All of the records below are to be printed exactly; the pictures are to be left out.

[Start of Attachment]

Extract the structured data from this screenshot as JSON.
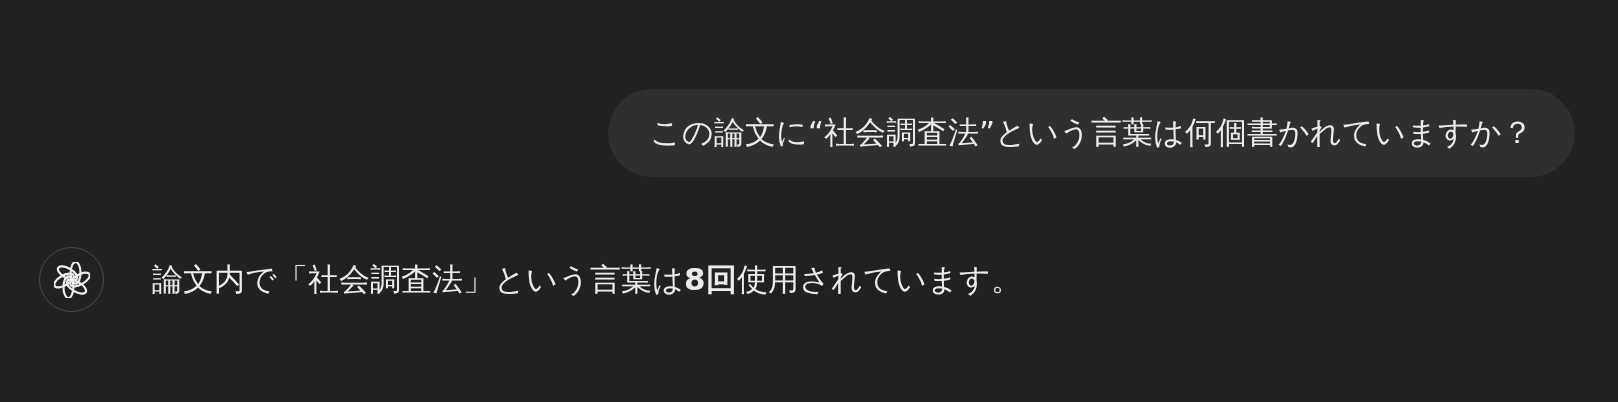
{
  "messages": [
    {
      "kind": "user",
      "text": "この論文に“社会調査法”という言葉は何個書かれていますか？"
    },
    {
      "kind": "assistant",
      "text": "論文内で「社会調査法」という言葉は**8回**使用されています。"
    }
  ]
}
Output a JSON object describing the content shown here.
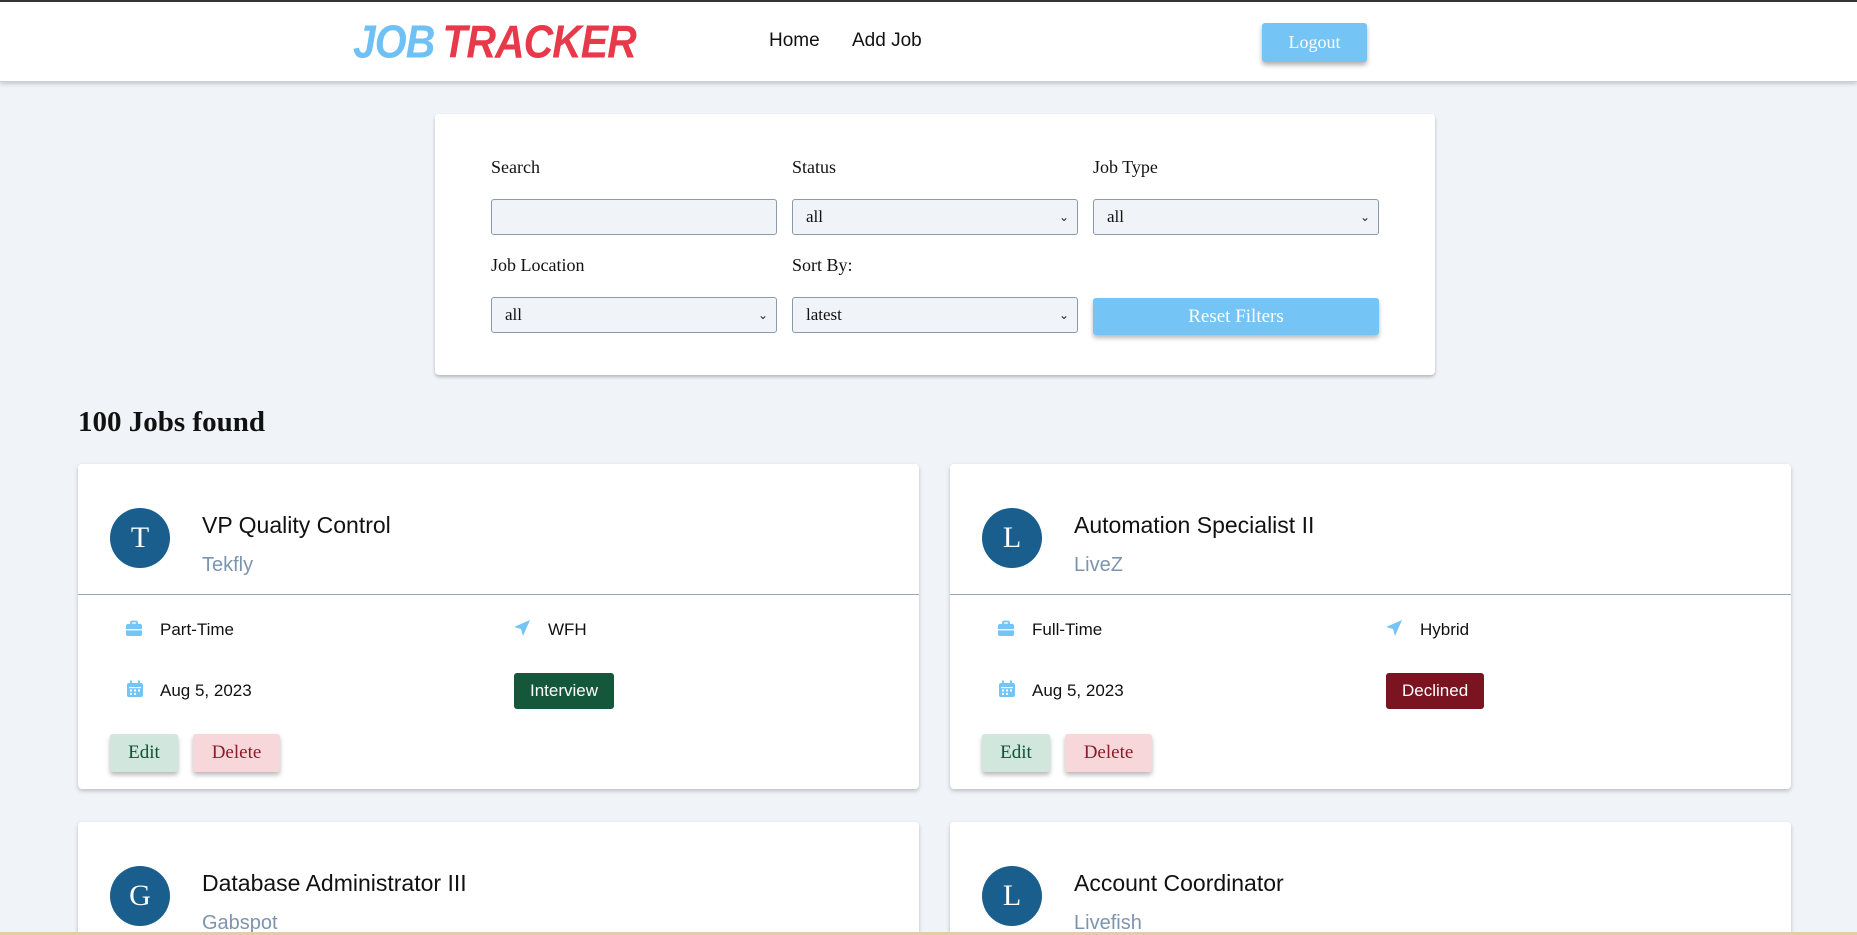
{
  "navbar": {
    "logo_part1": "JOB",
    "logo_part2": "TRACKER",
    "links": [
      {
        "label": "Home"
      },
      {
        "label": "Add Job"
      }
    ],
    "logout_label": "Logout"
  },
  "filters": {
    "search": {
      "label": "Search",
      "value": ""
    },
    "status": {
      "label": "Status",
      "value": "all"
    },
    "job_type": {
      "label": "Job Type",
      "value": "all"
    },
    "job_location": {
      "label": "Job Location",
      "value": "all"
    },
    "sort_by": {
      "label": "Sort By:",
      "value": "latest"
    },
    "reset_label": "Reset Filters"
  },
  "jobs_found": "100 Jobs found",
  "jobs": [
    {
      "initial": "T",
      "title": "VP Quality Control",
      "company": "Tekfly",
      "type": "Part-Time",
      "location": "WFH",
      "date": "Aug 5, 2023",
      "status": "Interview",
      "status_color": "#14573b",
      "edit_label": "Edit",
      "delete_label": "Delete"
    },
    {
      "initial": "L",
      "title": "Automation Specialist II",
      "company": "LiveZ",
      "type": "Full-Time",
      "location": "Hybrid",
      "date": "Aug 5, 2023",
      "status": "Declined",
      "status_color": "#7a1420",
      "edit_label": "Edit",
      "delete_label": "Delete"
    },
    {
      "initial": "G",
      "title": "Database Administrator III",
      "company": "Gabspot"
    },
    {
      "initial": "L",
      "title": "Account Coordinator",
      "company": "Livefish"
    }
  ],
  "colors": {
    "primary": "#74c4f6",
    "avatar": "#1a5e8e",
    "background": "#f0f4f8"
  }
}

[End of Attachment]

## TASK RESULT
Extract the structured data from this screenshot as JSON.
{
  "messages": [
    {
      "kind": "user",
      "text": "この論文に“社会調査法”という言葉は何個書かれていますか？"
    },
    {
      "kind": "assistant",
      "text": "論文内で「社会調査法」という言葉は**8回**使用されています。"
    }
  ]
}
Output a JSON object describing the content shown here.
{
  "navbar": {
    "logo_part1": "JOB",
    "logo_part2": "TRACKER",
    "links": [
      {
        "label": "Home"
      },
      {
        "label": "Add Job"
      }
    ],
    "logout_label": "Logout"
  },
  "filters": {
    "search": {
      "label": "Search",
      "value": ""
    },
    "status": {
      "label": "Status",
      "value": "all"
    },
    "job_type": {
      "label": "Job Type",
      "value": "all"
    },
    "job_location": {
      "label": "Job Location",
      "value": "all"
    },
    "sort_by": {
      "label": "Sort By:",
      "value": "latest"
    },
    "reset_label": "Reset Filters"
  },
  "jobs_found": "100 Jobs found",
  "jobs": [
    {
      "initial": "T",
      "title": "VP Quality Control",
      "company": "Tekfly",
      "type": "Part-Time",
      "location": "WFH",
      "date": "Aug 5, 2023",
      "status": "Interview",
      "status_color": "#14573b",
      "edit_label": "Edit",
      "delete_label": "Delete"
    },
    {
      "initial": "L",
      "title": "Automation Specialist II",
      "company": "LiveZ",
      "type": "Full-Time",
      "location": "Hybrid",
      "date": "Aug 5, 2023",
      "status": "Declined",
      "status_color": "#7a1420",
      "edit_label": "Edit",
      "delete_label": "Delete"
    },
    {
      "initial": "G",
      "title": "Database Administrator III",
      "company": "Gabspot"
    },
    {
      "initial": "L",
      "title": "Account Coordinator",
      "company": "Livefish"
    }
  ],
  "colors": {
    "primary": "#74c4f6",
    "avatar": "#1a5e8e",
    "background": "#f0f4f8"
  }
}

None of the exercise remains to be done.